Many of the Mets who were part of championship (division or higher) teams were gone by 1992, but on the scene to make us forget the likes of Strawberry and McReynolds — Hojo was still around — was Bobby Bonilla. You know how well that worked out. Or do you? Bobby Bo is a WOT man, too, beating the Reds on a Sunday night in August of 1992 (the Mets and Cincinnati were wearing 1962 throwbacks, which meant losing pitcher Rob Dibble could theatrically tear off his classic vest and fling it to the grass in disgust) and the Pirates and Dodgers in ’93. The latter blasts would star in the 1993 Mets’ highlight film, which I would highly recommend, but I think the Motion Picture Academy of America burned the only copy.
In the mid-1990s, Metsopotamia hungered for a home run hero, and fate filled that roster spot with Chris Jones. Yes, Chris Jones. Not Cleon Jones. Chris Jones did one thing very well in his two seasons as a Met, and it’s why he’s in this article. Not three, but four walkoff homers emanated off the fellow’s bat, two in ’95 and two in ’96. It’s a figure matched in Met annals only by the “other” Jones, McReynolds and the next Met enjoying a hearty chuckle in the four-or-more section of the club, Mike Piazza. Mike wove his walkoff magic between 1999 and 2004. He’s in the Hall of Fame as a Met. Read all about it here .
Carlos Beltran, who joined the Mets when Mike was still a Met, hit three walkoff home runs between 2006 and 2008, the period when the phrase “walkoff home run” gained currency in baseball. Beltran overlapped with Ike Davis, who slugged dramatically three times between 2010 and 2014, and Davis (last reported trying his hand at pitching) overlapped with Flores. The walkoff circle will remain unbroken, even if the ties these gentlemen broke didn’t.

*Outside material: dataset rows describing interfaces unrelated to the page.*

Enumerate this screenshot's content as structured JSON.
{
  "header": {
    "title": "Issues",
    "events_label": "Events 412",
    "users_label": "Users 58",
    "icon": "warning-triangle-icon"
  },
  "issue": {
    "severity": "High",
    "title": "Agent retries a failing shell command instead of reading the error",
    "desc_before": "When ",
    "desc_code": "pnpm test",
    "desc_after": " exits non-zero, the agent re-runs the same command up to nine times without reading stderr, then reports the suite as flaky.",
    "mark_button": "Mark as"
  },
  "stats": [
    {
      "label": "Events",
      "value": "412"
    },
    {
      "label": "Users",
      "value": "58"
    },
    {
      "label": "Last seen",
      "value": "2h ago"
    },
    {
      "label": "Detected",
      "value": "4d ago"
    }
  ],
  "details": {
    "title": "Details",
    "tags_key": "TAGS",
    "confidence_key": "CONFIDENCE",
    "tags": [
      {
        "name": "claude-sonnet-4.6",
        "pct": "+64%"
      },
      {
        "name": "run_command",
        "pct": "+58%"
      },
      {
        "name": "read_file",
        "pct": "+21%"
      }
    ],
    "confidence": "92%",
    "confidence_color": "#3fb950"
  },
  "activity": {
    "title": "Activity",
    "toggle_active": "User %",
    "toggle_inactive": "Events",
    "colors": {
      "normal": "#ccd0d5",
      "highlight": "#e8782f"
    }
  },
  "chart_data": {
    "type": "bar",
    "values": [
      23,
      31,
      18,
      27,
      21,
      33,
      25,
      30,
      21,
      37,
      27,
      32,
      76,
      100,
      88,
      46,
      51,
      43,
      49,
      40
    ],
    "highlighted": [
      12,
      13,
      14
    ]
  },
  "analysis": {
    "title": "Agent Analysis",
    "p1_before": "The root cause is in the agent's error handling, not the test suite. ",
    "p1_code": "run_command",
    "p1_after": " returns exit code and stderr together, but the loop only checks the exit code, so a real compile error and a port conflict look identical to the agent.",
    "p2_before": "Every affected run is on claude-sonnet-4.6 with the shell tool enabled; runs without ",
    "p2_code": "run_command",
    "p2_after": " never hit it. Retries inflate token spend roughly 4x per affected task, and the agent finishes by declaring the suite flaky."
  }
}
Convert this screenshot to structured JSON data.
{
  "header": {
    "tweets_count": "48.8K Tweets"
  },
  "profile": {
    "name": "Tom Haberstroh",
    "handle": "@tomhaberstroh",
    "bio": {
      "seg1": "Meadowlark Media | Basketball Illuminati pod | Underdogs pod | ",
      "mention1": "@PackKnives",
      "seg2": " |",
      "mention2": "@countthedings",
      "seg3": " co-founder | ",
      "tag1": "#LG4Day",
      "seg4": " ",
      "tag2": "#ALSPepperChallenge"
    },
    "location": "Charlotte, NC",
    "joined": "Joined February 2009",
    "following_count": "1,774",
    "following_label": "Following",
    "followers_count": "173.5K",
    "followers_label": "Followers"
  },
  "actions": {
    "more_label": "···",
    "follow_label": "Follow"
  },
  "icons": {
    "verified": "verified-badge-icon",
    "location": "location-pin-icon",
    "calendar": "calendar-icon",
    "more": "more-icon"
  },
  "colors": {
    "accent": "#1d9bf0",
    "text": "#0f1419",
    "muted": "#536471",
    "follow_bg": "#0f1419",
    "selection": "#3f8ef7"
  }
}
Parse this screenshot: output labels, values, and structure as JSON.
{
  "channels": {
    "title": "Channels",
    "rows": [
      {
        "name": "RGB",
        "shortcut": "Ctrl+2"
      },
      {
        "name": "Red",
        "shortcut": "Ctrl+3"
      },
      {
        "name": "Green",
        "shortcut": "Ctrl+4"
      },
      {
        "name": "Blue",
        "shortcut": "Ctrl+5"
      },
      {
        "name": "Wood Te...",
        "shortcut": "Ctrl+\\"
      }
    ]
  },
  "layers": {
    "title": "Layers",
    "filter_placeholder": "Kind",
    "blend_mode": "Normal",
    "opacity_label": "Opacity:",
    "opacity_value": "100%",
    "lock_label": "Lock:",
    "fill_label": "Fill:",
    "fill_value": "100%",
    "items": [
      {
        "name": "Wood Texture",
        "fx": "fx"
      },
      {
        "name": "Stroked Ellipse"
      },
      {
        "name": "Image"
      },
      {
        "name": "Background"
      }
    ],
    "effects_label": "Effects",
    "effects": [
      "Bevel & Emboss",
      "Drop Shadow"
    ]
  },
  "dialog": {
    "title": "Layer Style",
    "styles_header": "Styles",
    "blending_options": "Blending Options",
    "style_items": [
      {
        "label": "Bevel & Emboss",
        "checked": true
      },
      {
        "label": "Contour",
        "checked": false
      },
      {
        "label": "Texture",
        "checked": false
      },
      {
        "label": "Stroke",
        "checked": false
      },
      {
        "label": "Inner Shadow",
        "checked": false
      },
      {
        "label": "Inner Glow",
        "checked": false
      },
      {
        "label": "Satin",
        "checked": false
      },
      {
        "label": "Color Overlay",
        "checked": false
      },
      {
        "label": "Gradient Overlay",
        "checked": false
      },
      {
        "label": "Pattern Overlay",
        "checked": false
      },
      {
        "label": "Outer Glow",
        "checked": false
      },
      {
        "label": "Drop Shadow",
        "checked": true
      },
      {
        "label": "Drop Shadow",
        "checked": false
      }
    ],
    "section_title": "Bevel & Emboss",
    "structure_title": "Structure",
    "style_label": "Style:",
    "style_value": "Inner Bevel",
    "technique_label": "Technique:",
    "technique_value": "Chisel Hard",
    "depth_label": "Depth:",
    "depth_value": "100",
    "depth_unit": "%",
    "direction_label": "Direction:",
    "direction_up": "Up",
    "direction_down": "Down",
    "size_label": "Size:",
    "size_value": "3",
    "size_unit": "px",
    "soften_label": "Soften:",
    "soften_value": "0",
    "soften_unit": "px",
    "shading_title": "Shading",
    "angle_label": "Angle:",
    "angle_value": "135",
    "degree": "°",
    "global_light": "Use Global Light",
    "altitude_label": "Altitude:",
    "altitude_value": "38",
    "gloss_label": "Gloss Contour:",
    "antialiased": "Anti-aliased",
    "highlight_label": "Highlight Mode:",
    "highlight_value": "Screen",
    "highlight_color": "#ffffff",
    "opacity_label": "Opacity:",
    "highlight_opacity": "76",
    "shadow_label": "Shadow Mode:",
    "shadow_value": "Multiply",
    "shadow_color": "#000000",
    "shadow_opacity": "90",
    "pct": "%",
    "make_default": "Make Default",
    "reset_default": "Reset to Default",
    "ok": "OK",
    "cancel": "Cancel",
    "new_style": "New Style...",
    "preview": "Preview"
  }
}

Being one of only twelve Mets to produce as many as three walkoff home runs is historic enough for us and Wilmer. There have been 1,047 Mets to date, meaning 1,035 haven’t done it. Not even Seaver. But what makes Flores’s flourishes all the freakier, I believe, is he hit his on a Friday night, a Saturday night and a Sunday afternoon. Only the first Jones — Cleon — marked every weekend box that way (his last two were two Saturdays a week apart), but only Flores did it in its natural calendar order: Friday versus the Nats in ’15, Saturday versus the A’s in ’17, Sunday versus the Brew Crew in the year of our sizzling 12-2 start, 2018. Wilmer’s is the lost verse of “Working For The Weekend,” which makes sense since he’s our Loverboy.
We certainly love how he spends his weekends with us.